Many people might not know that this arrangement is available to both married and unmarried couples. How can this be true? A mortgage deed involves an agreement to pay back the loan amount borrowed to purchase the home, whereas title, is a separate matter of ownership entirely.

Issues Raised By the Assignment

All these complexities of real estate laws sometimes give birth to very complicated issues. Top of the list is Divorce.

It is a common issue for homes with a joint mortgage or title. If a home is paid for, attorneys will generally try to divide the assets. Often this is accomplished through a quitclaim deed, where one party hands over their ownership rights over to their former spouse. If there is a mortgage loan on the property, attorneys then search the options of dividing liabilities. The spouse who remains in the house will often refinance the loan individually before the other spouse cedes ownership through a quitclaim.

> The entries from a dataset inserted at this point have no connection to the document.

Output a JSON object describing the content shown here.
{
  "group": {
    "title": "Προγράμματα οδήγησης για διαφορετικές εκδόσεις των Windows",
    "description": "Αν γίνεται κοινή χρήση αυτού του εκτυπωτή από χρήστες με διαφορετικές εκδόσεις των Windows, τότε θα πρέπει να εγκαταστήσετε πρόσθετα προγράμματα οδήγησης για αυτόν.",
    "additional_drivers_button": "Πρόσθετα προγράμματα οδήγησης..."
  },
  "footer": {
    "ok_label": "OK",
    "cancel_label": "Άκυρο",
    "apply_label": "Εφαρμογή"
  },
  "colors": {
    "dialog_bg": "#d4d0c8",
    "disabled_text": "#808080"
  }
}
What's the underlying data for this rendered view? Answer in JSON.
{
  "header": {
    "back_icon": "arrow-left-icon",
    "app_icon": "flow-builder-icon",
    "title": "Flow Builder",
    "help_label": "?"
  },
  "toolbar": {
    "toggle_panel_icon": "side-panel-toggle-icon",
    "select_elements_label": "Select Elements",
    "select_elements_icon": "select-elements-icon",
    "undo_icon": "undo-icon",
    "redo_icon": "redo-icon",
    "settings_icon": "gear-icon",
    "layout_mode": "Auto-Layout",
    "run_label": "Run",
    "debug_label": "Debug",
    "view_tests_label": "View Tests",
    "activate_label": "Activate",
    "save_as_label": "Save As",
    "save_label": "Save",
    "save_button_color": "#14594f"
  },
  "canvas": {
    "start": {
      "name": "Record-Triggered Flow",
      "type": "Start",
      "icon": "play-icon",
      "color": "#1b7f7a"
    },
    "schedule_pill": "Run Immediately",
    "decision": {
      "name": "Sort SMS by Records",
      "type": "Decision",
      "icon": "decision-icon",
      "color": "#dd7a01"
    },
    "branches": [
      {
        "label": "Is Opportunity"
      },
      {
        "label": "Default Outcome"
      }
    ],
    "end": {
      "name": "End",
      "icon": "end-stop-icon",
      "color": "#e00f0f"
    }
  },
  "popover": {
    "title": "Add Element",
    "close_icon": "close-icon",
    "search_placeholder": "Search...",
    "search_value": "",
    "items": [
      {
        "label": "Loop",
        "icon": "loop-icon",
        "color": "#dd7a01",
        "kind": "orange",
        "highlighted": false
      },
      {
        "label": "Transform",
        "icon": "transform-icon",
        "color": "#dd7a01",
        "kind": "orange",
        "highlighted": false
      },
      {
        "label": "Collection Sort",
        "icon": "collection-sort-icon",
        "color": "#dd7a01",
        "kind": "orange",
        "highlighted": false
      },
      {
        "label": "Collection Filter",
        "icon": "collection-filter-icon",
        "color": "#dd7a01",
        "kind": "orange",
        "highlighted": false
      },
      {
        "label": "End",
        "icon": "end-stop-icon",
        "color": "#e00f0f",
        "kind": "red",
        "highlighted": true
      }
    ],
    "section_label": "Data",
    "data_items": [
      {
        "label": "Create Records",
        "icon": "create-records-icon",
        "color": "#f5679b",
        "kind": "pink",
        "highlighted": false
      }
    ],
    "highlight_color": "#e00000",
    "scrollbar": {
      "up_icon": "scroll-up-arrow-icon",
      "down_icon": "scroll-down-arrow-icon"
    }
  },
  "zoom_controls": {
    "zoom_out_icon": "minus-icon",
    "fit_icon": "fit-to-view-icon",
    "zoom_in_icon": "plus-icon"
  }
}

Next comes death. What if one spouse passes away? In many cases, it depends on location. The laws governing property transfer upon death and inheritance are largely decided at the state level. Not all states agree on the best way to go about this.

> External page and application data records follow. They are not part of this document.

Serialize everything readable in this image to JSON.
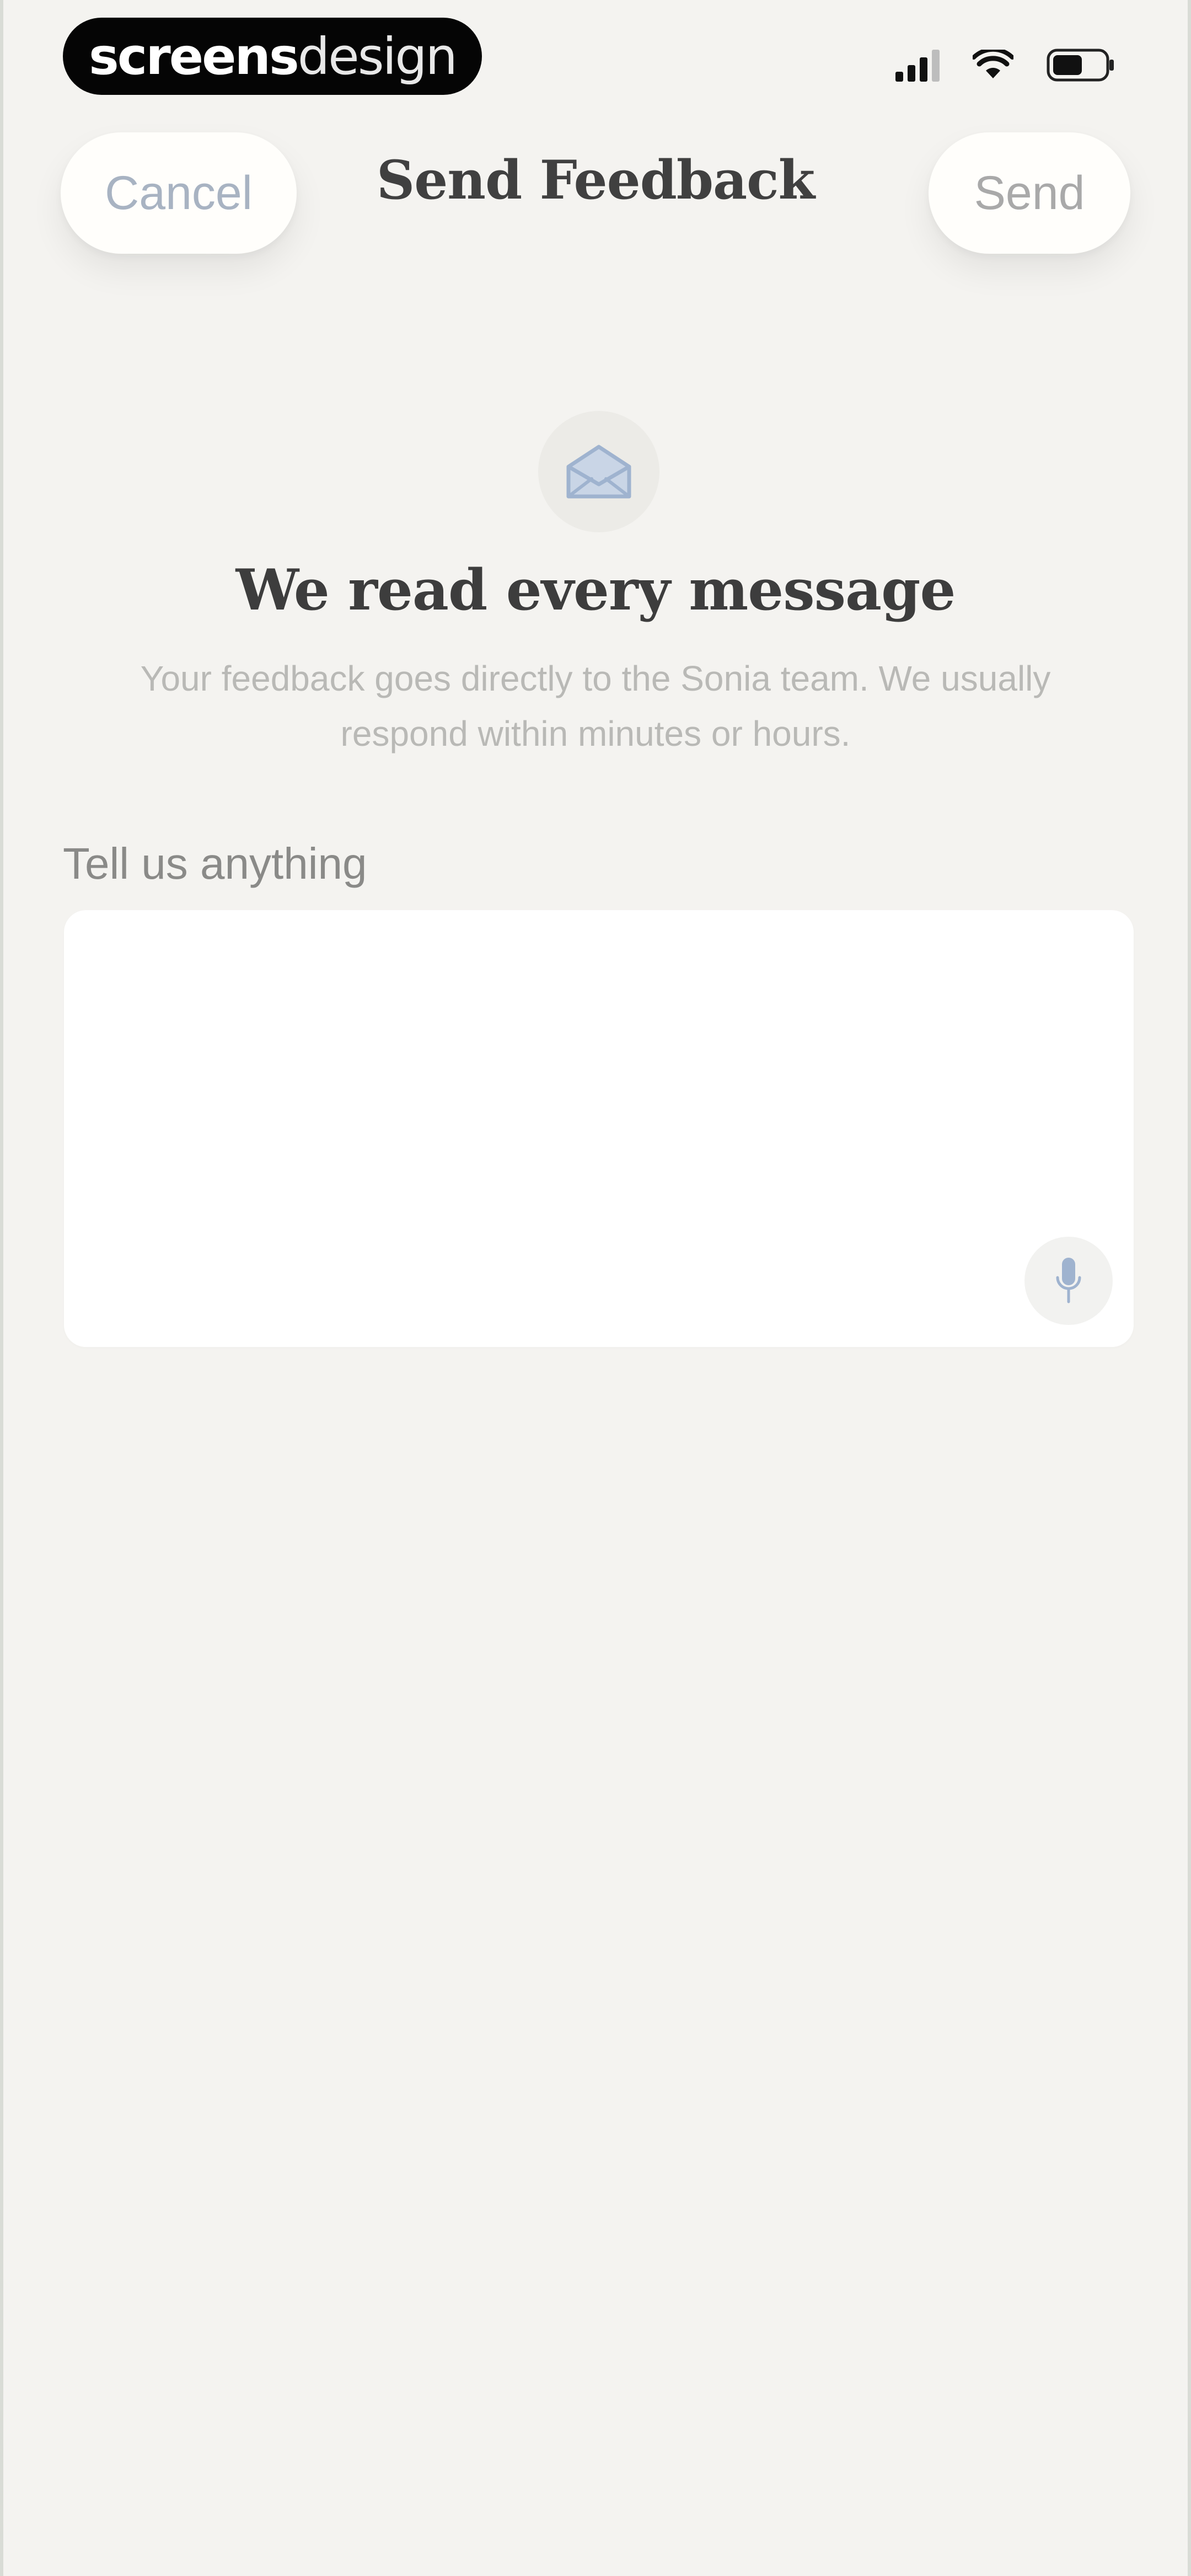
{
  "status_bar": {
    "brand_bold": "screens",
    "brand_light": "design",
    "icons": [
      "signal-icon",
      "wifi-icon",
      "battery-icon"
    ]
  },
  "header": {
    "cancel_label": "Cancel",
    "title": "Send Feedback",
    "send_label": "Send"
  },
  "hero": {
    "icon": "envelope-icon",
    "title": "We read every message",
    "subtitle": "Your feedback goes directly to the Sonia team. We usually respond within minutes or hours."
  },
  "form": {
    "label": "Tell us anything",
    "value": "",
    "mic_icon": "microphone-icon"
  },
  "colors": {
    "background": "#f4f3f0",
    "card": "#ffffff",
    "accent_muted": "#a8b3c2",
    "icon_blue": "#9fb3cf"
  }
}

Nearly half of U.S. states permit Transfer-on-Death deeds, which are also called beneficiary deeds. They allow real estate ownership to be transferred upon a person’s death without a living trust or probate court proceedings. In other states, interstate succession laws may apply.

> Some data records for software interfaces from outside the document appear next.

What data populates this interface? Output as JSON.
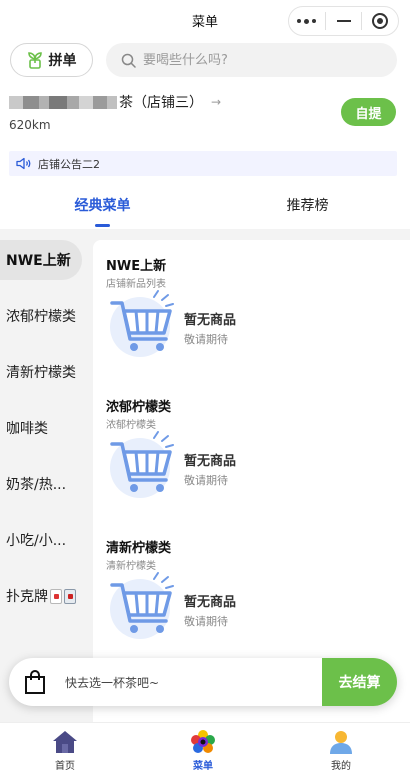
{
  "titlebar": {
    "title": "菜单"
  },
  "header": {
    "pindan_label": "拼单",
    "search_placeholder": "要喝些什么吗?"
  },
  "store": {
    "name": "茶（店铺三）",
    "distance": "620km",
    "pickup_label": "自提"
  },
  "notice": {
    "text": "店铺公告二2"
  },
  "tabs": [
    {
      "label": "经典菜单",
      "active": true
    },
    {
      "label": "推荐榜",
      "active": false
    }
  ],
  "categories": [
    {
      "label": "NWE上新",
      "active": true
    },
    {
      "label": "浓郁柠檬类"
    },
    {
      "label": "清新柠檬类"
    },
    {
      "label": "咖啡类"
    },
    {
      "label": "奶茶/热..."
    },
    {
      "label": "小吃/小..."
    },
    {
      "label": "扑克牌"
    }
  ],
  "sections": [
    {
      "title": "NWE上新",
      "subtitle": "店铺新品列表",
      "empty_title": "暂无商品",
      "empty_sub": "敬请期待"
    },
    {
      "title": "浓郁柠檬类",
      "subtitle": "浓郁柠檬类",
      "empty_title": "暂无商品",
      "empty_sub": "敬请期待"
    },
    {
      "title": "清新柠檬类",
      "subtitle": "清新柠檬类",
      "empty_title": "暂无商品",
      "empty_sub": "敬请期待"
    }
  ],
  "cart": {
    "hint": "快去选一杯茶吧~",
    "checkout_label": "去结算"
  },
  "nav": [
    {
      "label": "首页",
      "icon": "home-icon"
    },
    {
      "label": "菜单",
      "icon": "menu-icon",
      "active": true
    },
    {
      "label": "我的",
      "icon": "profile-icon"
    }
  ],
  "colors": {
    "accent_blue": "#2a5bd8",
    "accent_green": "#6cc04a"
  }
}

For homes with mortgages where the sole mortgage holder is no more, the mortgage generally must continue to be paid to avoid foreclosure. This situation is complex, and mortgage insurance coverage, life insurance benefits, the assumption of the mortgage, or refinancing of the loan might come into play in the solution.

Other unique circumstances arise in some states. In Texas, one law firm points out the various factors to consider before adding a new party to a deed. In Alabama, the Homestead Law adds complexity to some real estate transactions to ensure a spouse does not sell or refinance the family home without the consent of the other cohabitating spouse.

In the end, homebuyers should be aware of tax issues related to whose name is on the mortgage and title. Normally, the party who pays the mortgage can take advantage of the Home Mortgage Interest deduction, even if they are not named on the mortgage, as long as they are named in the title. Moreover, a recent appellate court decision will reportedly let some coupled, though unmarried homeowners with jumbo mortgages take advantage of even bigger deductions.

When You Should Ask Professional?

If you are in the market for a new home, you may be fighting with your decision about whose name should go on what document. Even if you already own your home, you may still have questions about your title or mortgage. So getting advice from a professional real estate attorney with experience handling these matters in your area is crucial.

Location is the name of the game in real estate. What is true for one owner might turn out to be totally false for another. Similarly, it is necessary to check with a certified tax professional before you claim any tax benefit. These professionals are there to handle such complex questions and can help tailor a solution that fits your unique situation. Transdata is the pioneer in title processing services and takes care of intensive functions in a safe manner.

In fact, they offer a wide variety of BPO services. They provide Management, Process Consulting, and BPO services to the Mortgage and Title industry. If Order Entry, Indexing, Commitment typing, and document follow-up is getting on your nerves and you do not have adequate resources and sufficient time, contact us today.